Have we fallen down? What is going on here? The perspective in this late 17th-century Italian drawing is so strange because it is meant to be viewed from below. This drawing was done in preparation for a painted ceiling, a frequent feature of the sumptuous palaces and grand churches built in Italy in the 16th-19th centuries. This type of illusionistic ceiling painting came from the ancient Roman wall painting tradition and developed in Venice in the 16th century. The subject and composition of this would-be ceiling are not typical of ceiling decoration. Italian painted ceilings often feature episodes from Roman and Greek myths or from the Bible, for example the scenes of mythological lovers at the Palazzo Farnese or the scenes from the Old Testament in the Sistine Chapel. The settings tend to be pastoral or paradisiacal. This drawing, by contrast, focuses on architecture and depicts contemporary life unfolding in front of a three-story Renaissance palace. A woman stands in the doorway and mothers bring their children to her. On the right side a group of men ascend stairs, the side of which are covered with an illegible inscription. A cloudy sky comprises the rest of the pictorial space, which is asymmetrical; most painted ceilings are more evenly balanced, with the figures or decorative motifs placed consistently about the space.

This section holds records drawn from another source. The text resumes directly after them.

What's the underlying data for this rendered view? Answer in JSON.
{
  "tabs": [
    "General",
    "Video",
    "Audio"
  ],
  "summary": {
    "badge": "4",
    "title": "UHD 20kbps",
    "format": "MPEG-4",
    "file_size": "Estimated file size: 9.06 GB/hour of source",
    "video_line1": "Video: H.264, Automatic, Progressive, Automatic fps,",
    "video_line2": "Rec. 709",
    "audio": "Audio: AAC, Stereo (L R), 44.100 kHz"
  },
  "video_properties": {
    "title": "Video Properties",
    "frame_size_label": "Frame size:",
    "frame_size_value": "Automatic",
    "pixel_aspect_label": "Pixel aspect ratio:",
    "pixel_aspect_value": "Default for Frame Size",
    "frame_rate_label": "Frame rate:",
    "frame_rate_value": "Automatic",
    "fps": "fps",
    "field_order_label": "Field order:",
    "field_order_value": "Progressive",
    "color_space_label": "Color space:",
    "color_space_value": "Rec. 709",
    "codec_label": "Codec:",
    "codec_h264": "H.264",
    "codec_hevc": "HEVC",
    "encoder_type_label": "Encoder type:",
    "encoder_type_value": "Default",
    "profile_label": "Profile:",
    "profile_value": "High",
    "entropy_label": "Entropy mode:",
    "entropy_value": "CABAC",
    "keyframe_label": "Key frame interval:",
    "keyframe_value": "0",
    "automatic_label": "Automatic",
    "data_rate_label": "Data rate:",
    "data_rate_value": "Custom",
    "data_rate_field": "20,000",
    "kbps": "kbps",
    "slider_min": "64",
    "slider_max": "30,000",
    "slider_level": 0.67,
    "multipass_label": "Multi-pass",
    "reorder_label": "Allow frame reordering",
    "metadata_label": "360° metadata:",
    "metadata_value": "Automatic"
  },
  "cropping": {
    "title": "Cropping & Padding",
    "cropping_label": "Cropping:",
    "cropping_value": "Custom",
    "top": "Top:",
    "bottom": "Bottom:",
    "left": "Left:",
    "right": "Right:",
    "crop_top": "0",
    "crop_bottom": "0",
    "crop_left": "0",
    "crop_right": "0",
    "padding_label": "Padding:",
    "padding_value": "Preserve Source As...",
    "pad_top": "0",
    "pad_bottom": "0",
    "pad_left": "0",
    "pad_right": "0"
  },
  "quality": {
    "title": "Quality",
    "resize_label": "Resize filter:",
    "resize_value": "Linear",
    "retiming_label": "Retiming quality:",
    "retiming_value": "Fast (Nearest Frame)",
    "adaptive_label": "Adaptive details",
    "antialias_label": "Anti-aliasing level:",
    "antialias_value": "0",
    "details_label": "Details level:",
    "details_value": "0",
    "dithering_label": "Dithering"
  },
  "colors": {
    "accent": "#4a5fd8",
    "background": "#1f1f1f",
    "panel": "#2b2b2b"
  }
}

A careful look above the palace reveals lightly drawn lines that extend from the palace’s columns into the sky. These lines converge at a point in the sky. The artist drew them to help create linear perspective in the design. The small size of the drawing and its lack of color indicate that it was created early in the design process. Later on it would have been followed by colored sketches and studies in oil paint.
 Juergen Schulz, Venetian Painted Ceilings of the Renaissance (Berkeley: UC Press, 1968), vii.
 Cathleen Hoeniger, “Wall painting.” Grove Art Online. Oxford Art Online. Oxford University Press. http://www.oxfordartonline.com/
Vianna Newman is a Peter A. Krueger Intern in the Department of Drawings, Prints, and Graphic Design. She has a B.A. in Rome and the Renaissance and Italian from Indiana University.